GIVEN DATA:
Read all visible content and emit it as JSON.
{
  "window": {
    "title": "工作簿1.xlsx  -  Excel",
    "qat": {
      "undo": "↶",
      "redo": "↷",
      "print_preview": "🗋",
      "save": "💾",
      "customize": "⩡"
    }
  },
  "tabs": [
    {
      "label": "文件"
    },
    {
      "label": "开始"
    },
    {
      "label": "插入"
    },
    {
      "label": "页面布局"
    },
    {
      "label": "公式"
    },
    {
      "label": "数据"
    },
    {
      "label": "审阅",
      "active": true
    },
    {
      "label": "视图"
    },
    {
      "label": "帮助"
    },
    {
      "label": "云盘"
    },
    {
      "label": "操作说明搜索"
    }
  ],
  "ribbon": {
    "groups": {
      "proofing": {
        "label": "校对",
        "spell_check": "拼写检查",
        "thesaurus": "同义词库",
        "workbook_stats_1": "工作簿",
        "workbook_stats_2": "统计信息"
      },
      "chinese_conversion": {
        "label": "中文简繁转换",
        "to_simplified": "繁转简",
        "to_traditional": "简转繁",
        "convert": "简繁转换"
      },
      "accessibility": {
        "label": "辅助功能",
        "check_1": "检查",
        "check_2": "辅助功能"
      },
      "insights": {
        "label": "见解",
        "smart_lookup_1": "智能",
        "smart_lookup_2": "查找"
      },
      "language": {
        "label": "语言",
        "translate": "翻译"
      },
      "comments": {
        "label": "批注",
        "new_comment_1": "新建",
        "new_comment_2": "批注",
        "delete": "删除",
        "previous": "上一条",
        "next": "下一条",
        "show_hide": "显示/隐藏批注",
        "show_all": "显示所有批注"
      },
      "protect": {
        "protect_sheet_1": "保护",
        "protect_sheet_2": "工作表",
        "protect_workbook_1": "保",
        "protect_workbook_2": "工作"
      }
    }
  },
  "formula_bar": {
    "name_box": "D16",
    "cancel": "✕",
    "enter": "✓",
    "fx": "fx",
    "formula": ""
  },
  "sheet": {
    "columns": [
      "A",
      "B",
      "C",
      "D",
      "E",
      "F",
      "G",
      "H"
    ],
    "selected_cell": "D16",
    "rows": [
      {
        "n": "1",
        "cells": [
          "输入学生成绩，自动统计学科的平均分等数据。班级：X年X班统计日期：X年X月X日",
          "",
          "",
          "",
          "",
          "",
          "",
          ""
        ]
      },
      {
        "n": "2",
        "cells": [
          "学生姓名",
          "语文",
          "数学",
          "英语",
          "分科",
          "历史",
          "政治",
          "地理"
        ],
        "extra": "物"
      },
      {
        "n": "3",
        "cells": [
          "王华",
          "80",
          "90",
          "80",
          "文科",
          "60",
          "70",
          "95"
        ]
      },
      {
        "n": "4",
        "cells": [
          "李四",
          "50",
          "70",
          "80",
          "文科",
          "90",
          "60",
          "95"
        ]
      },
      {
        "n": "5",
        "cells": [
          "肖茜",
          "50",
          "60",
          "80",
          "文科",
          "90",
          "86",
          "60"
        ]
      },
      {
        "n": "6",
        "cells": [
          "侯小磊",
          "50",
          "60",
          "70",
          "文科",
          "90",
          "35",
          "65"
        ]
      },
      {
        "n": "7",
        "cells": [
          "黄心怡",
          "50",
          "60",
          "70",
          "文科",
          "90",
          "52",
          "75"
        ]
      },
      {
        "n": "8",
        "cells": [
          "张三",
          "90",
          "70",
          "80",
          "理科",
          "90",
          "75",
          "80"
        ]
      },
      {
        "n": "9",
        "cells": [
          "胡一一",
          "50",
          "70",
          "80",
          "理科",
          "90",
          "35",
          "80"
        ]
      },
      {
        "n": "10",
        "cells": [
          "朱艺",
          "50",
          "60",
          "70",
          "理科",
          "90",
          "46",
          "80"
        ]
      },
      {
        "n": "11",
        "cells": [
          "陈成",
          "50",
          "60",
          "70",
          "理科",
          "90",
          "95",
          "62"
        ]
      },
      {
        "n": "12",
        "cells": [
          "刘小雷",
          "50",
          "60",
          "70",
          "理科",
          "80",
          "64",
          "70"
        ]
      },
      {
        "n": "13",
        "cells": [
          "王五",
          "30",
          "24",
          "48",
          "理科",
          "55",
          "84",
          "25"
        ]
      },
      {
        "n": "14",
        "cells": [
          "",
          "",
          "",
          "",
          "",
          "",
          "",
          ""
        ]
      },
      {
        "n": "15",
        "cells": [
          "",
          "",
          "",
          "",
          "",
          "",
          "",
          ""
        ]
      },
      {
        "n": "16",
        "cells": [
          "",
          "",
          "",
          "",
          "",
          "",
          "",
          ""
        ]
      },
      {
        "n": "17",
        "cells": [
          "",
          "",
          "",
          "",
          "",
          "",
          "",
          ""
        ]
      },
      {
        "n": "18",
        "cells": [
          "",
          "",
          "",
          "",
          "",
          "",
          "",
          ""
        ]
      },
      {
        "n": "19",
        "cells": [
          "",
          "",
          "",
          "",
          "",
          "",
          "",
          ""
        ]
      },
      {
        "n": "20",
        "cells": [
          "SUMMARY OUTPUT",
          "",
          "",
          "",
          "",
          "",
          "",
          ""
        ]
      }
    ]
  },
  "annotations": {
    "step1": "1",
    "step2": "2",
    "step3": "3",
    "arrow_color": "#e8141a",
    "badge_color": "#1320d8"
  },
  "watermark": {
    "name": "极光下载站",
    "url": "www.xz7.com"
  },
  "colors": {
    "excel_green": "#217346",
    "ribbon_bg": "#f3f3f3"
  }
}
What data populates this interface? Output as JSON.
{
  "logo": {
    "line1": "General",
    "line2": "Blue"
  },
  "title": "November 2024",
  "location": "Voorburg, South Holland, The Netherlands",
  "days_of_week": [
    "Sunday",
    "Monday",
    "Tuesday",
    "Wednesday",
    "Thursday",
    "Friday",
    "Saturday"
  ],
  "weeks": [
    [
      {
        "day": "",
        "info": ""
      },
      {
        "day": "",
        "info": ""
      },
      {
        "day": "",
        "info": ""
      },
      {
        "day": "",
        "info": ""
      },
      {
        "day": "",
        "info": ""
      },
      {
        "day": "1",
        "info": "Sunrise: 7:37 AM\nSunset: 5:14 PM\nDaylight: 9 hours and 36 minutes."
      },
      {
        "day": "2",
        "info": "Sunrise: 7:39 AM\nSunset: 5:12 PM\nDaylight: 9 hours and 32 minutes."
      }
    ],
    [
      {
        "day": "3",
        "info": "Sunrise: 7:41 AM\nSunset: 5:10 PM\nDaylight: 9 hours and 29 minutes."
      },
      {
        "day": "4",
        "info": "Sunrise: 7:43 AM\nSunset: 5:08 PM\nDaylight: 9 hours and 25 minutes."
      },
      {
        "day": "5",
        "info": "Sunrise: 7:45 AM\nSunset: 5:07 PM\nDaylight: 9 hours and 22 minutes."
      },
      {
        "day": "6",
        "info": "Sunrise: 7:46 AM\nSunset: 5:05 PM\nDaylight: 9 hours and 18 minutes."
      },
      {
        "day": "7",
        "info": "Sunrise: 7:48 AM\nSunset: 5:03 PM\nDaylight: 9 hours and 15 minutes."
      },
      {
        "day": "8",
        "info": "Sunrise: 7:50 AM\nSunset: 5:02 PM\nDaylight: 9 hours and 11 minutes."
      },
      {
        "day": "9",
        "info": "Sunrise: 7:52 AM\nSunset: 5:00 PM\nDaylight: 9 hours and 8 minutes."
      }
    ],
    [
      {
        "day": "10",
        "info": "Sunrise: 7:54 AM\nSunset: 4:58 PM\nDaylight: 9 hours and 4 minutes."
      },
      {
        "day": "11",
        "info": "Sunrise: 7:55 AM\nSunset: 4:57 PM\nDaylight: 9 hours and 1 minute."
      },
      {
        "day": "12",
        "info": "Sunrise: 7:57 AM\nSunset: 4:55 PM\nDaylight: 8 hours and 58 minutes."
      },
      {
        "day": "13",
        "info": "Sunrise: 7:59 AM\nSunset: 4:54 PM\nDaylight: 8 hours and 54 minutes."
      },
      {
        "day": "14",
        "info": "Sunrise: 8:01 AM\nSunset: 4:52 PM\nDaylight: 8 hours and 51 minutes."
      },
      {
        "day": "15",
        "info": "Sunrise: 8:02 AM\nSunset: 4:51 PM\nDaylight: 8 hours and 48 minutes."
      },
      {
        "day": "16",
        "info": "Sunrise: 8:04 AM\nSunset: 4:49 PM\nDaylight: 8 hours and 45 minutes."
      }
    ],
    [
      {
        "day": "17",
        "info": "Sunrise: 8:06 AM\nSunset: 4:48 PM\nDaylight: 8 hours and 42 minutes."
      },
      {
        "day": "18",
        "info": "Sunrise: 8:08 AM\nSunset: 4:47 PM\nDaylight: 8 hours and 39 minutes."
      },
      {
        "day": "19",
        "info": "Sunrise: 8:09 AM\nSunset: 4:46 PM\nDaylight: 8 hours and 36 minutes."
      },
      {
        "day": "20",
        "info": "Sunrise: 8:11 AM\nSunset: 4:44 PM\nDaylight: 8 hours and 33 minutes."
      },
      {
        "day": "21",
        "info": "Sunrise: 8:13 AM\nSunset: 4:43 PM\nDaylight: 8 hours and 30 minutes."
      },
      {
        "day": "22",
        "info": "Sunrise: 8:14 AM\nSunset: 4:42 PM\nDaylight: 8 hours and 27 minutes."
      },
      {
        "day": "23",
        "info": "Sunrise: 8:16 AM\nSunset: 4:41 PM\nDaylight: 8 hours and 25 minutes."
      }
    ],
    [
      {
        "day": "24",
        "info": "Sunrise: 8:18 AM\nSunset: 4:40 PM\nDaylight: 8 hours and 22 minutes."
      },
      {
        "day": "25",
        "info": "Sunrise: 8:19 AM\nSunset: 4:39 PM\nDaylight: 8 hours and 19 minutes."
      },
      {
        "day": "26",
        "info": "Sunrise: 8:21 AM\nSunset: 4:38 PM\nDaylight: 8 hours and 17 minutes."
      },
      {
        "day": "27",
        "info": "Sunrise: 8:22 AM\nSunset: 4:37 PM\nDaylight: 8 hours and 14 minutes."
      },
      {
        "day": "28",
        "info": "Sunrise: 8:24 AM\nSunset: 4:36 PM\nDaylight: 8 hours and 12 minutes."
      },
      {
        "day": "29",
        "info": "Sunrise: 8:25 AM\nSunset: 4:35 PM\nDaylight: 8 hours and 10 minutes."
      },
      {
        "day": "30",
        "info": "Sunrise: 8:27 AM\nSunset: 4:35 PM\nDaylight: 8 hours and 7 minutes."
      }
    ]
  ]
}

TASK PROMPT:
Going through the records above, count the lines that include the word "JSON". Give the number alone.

PROBLEM SOLUTION:
2